I’ve been reading about Turkeys accession negotiations to join the EU, and I’m skeptical, considering the eastern half of Turkey is very poor, accession would mean they would eventually get Visa free travel to anywhere in the EU to work and live, and most of them would come to Western Europe to work.
But I’m open to changing my mind on the subject, but I’m at a stretch as to what the Turkish could do to bring positive change or contribution to the European Union.
Yeah, giving tens of millions of people whose only relation to Europe is a tiny toehold conquered via warfare and who aren’t part of the European cultural tradition free and permanent access to Europe is surely a good idea. Diversity is our strength and everyone knows the concepts that comprise the Western way of life, such as freedom of religion, non-violence and constitutional republics, are very important to Muslims.
The Muslims may have been stopped at the border of France and then at the gates of Vienna, by the grace of God, the third time will be charm. They have a force more powerful than any army – they have millions of leftists desperate to signal their support for ‘human rights’ and Islam on their side.
If you don’t agree that Europe needs some cultural enrichment from people who earn 10K/year and whose polity was in near-continuous decline for three centuries, you’re obviously Islamophobic and probably also racist.
They wouldn’t be the lowest per capita GDP in the EU.
They have a higher fertility rate (although only right around replacement) and shrinking populations are are issue within the EU.
At $1.5 Trillion total GDP it would add about 8% to the size of the joint EU economy. That’s a decent expansion to the markets covered by the free trade provisions.
For the Islamophobes, they are already seeing heavy immigration of Muslims from countries that don’t have Turkey’s secular and democratic tradition. Which fits better with the cultures they are so worried about protecting?
Most of the bigger military powers in Europe are already tied to Turkey by NATO. This brings security issues that already affect the EU into the EU structure directly.

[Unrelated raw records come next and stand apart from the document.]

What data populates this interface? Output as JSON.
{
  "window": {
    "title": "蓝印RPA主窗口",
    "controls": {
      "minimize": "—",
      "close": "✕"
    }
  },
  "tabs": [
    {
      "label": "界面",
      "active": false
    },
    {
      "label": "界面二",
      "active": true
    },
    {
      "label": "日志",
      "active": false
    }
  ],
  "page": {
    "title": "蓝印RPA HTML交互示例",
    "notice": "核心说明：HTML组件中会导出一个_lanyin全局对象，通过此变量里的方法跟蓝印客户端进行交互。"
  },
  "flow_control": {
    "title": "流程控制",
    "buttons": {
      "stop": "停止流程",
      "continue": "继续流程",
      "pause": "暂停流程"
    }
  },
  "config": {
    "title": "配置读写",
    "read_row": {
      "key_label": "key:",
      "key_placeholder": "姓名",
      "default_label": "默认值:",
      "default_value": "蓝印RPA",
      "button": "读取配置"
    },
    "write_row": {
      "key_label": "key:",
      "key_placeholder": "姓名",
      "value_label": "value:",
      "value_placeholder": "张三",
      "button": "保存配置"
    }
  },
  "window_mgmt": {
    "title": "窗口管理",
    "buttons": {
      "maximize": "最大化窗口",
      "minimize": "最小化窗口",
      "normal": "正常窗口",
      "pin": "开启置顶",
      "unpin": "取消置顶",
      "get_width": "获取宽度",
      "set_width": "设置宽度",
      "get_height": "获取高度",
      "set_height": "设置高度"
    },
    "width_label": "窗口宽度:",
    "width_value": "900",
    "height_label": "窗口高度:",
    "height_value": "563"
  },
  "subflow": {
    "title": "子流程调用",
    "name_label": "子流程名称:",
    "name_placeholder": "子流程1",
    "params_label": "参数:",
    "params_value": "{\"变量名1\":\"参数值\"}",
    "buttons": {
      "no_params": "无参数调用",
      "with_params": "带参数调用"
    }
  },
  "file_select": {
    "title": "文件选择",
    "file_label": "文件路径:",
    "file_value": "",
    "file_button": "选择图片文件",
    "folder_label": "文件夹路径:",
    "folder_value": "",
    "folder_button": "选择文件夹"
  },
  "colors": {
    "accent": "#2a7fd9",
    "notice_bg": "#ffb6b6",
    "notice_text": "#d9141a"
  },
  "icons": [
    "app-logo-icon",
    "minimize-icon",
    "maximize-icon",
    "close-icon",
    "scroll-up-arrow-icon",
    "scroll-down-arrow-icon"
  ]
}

More Black Sea resorts for holiday within the EU free travel area.
5 years ago I might have argued vehemently for the positives of Turkey’s inclusion in the EU. Now I don’t see why Turkey should bother with membership to the EU except maybe to get whatever benefits it can out of continuing to flirt with the idea.
Turky has a well functioning economy and it could provide a young workforce to an aging Europe. I am for Turkey’s accession to EU but the Union is influenced by too many political factors to realize the advantages of having Turkey as one of its members.
Is that including periods of military rule? Because Turkey appears to have had a coup as recently as 1980 which lasted until 1983 which would make it a longer-lasting continuous democracy than any Eastern Bloc country but shorter than Greece, Spain, or Portugal.
Cannot think of many positives for Turkey. The time for Turkey to join the EU was 10 or so years ago, but since then the EU has been shown to be a big ponzi scheme* and the Turkish economy has gone from strength to strength and the Turks have started towards the Gulf, C Asia and Far East, where the action is, not tired austerity ridden Europe.
*Yes I know thats not totally accurate, but the Great Recession and the Euro Debt crises has seriously eroded one of the EU’s attractions… the Economy.
Turkey suffers from civil rights infractions not common among the other EU nations, and is, culturally-speaking, not entirely harmonious with the major players in the EU.
As I said, it could be good or bad. There are obvious red flags to keep in mind. The EU is an outgrowth of post-WW2 idealism, and barely maintains usefulness as it is. Adding Turkey and its authoritarian-leaning president to the mix could be quite volatile.
Technically, and it’s not immediate as many members will adopt it but haven’t yet. But UK, Sweden, and Denmark at least are EU members who are unlikely to adopt the Euro anytime soon if at all (Norway and Iceland are not in the EU). Polling is around mid-5x% “NO” in Scandinavia, more strongly against in UK.
Danish krone is pegged to the Euro though but allowed to opt-out.
Andorra, Monaco, Vatican, and San Marino are non-EU members who are allowed to use it. They don’t make their own official coins except as collector’s items. Kosovo and Montenegro use it de facto.
In principle expanding the EU and collapsing barriers against travel and trade are always good things. At the present moment, it’s tough to see Turkish EU membership as a realistic possibility.
On one side, letting Turkey in would bring an enormous Muslim population into the EU at a time when many European countries are already having with problems from radicalized Muslim individuals and a Muslim community that’s not integrating well.
On the other side, the European Union’s financial situation continues to teeter on the brink of disaster and its political leadership seems unable to lead at all.
Not exactly a situation that begs for a Turkish entrance.
This was a distinct, much-talked-about possibility some five-ten years ago. These days, not so much.
Mind you, the Turks themselves have clearly given up on the idea, and have, under Erdogan and Davutoglu, pivoted towards the Arab, Islamic, and “ex-Ottoman” world at large - with some success, I might add.